The interesting thing was that no one walked out of there specifically frustrated or angry. It’s been really refreshing doing new content for the first time – and my first time ever experiencing that since I didn’t join ARR until weeks after launch. In a previous new dungeon, most our party members came in blind to the mechanics, and our tank even wanted to stop to read all the creepy journal pages lying about.
It’s so nice not being expected to do speed runs on these things yet, and not dealing with rage-quits because most of us are new to all of it.
Update: We beat Ravana last night with a different party makeup. Was still a challenge, but we did it!
Aether Data Center Woes
I won’t say everything has run perfectly. If you’re one of the servers on the Aether Data Center, logging in after a certain time at night has been a challenge. We get hit with the 2002 errors repeatedly, and once I’m in, I don’t dare log out, not even to switch characters… which is a real pain.
Support doesn’t seem to want to make a move to fix the situation, and have just told us it is congestion, and please be patient. What I’m worried most about is that Welcome Back Campaign… which is certain to make things all the worse for us. I doubt error 2002 is going to look enticing to returning players, too.
No matter, though. I’ll keep trying to log in and keep enjoying my time in Heavensward!
This article is a Getting Started guide for FC airships. If you need more information on how to upgrade and progress, please check this awesome post on the official forum!
Excited crafters in my Free Company jumped right on the FC crafting projects and finished up our Free Company airship. I just wanted to write quickly about how building the ship works and what you can get from voyages.

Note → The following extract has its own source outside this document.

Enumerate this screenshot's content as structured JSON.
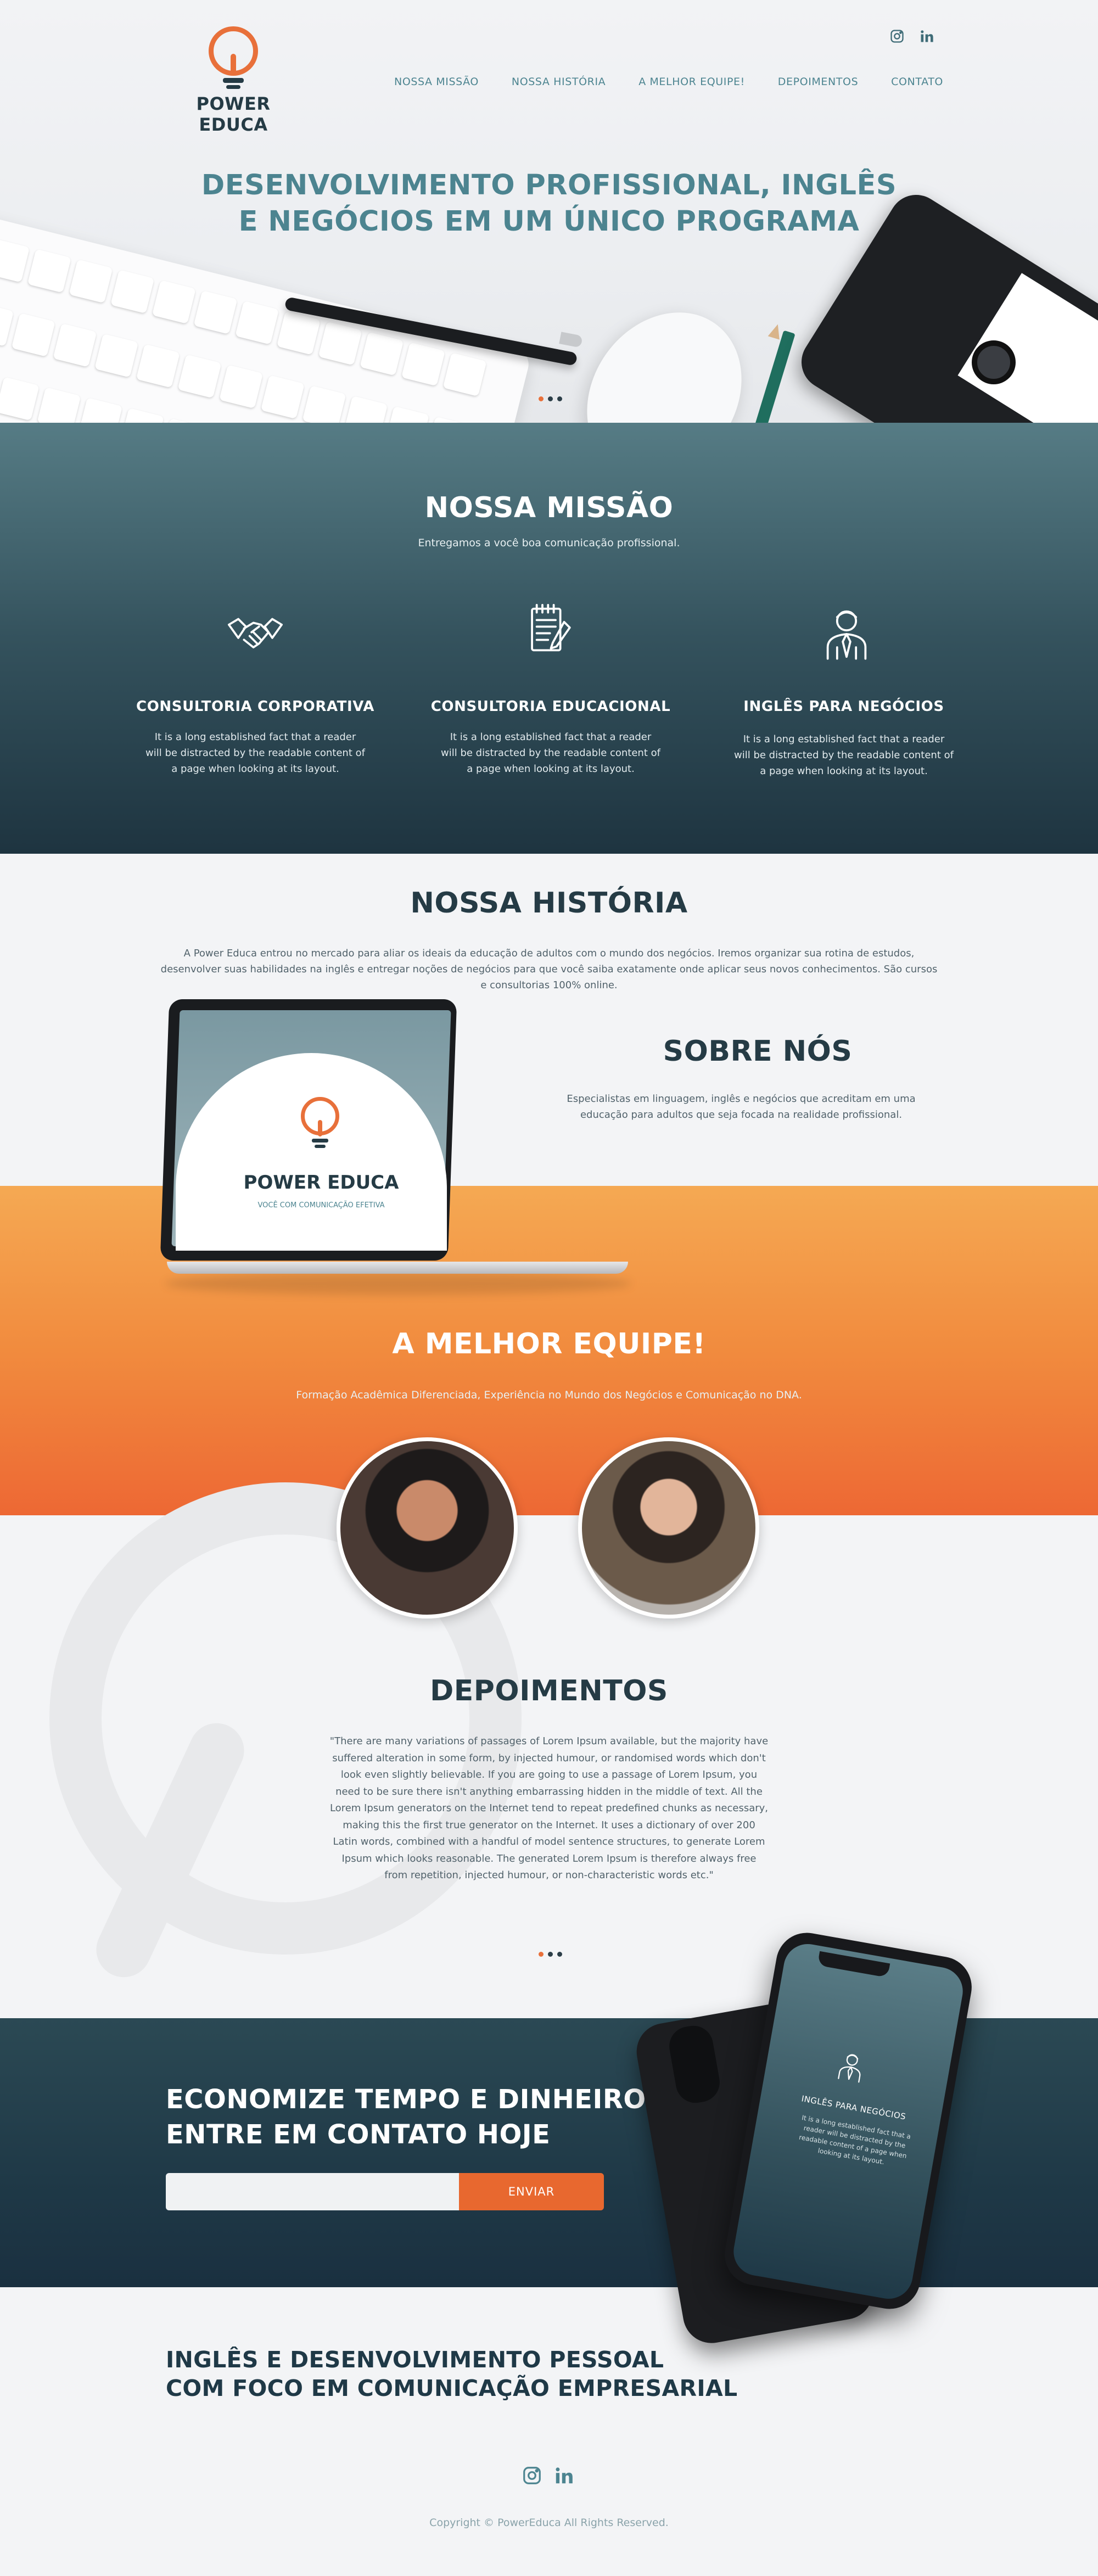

To build an airship, you must have a FC house and purchase the Workshop addition for 800,000 gil. You access the Workshop from the same door used to access FC personal rooms.
Once you have a Workshop, you can start a building project at the Fabrication Station. There’s not just airships to build, but also other items, such as more advanced Aetherial Wheels.
You start by building individual parts of the airship: the hull, rigging, forecastle, and aftcastle. Each part has three phases of crafting and requires different material. There’s a FC chest within the Workshop, so you can have a team of crafters and gatherers working together to outfit the ship. Also, remember to assign different FC ranks with the proper permissions to build and access the Workshop features if you’re a FC leader!
Once all the materials are added to the current phase, you must gather a light party of 4 crafters within the Workshop to complete the phase and move on to the next phase. There is no level requirement for the members of the party – even a level 1 crafter of any kind will do.
Just continue to build through the phases, add materials to the airship parts, and complete the phases with a crafting party until all pieces of the ship are done. Once you have built all four pieces of the airship, you will need to purchase a Flight Credit from the Resident Caretaker in your housing area for 10,000 Free Company credits.
Take all the completed airships pieces and the Flight Credit to the Flight Control Panel in the Workshop and register your new ship. At this point, you can name your ship and start to send it on voyages.
Each voyage requires fuel in the form of Ceruleum Tanks. You purchase these at the Resident Caretaker for 100 FC credits each.
Voyages are like retainer ventures. Our ship was able to do a flight voyage of 2, which required 2 tanks and returned the following:
Voyages also bring experience to the ship and require you to mend the ship of wear and tear. As your ship gains ranks, you can craft new parts to upgrade your ship’s performance.
There’s still a lot we have yet to learn about the system, but the FC crafters are certainly having fun contributing to the project!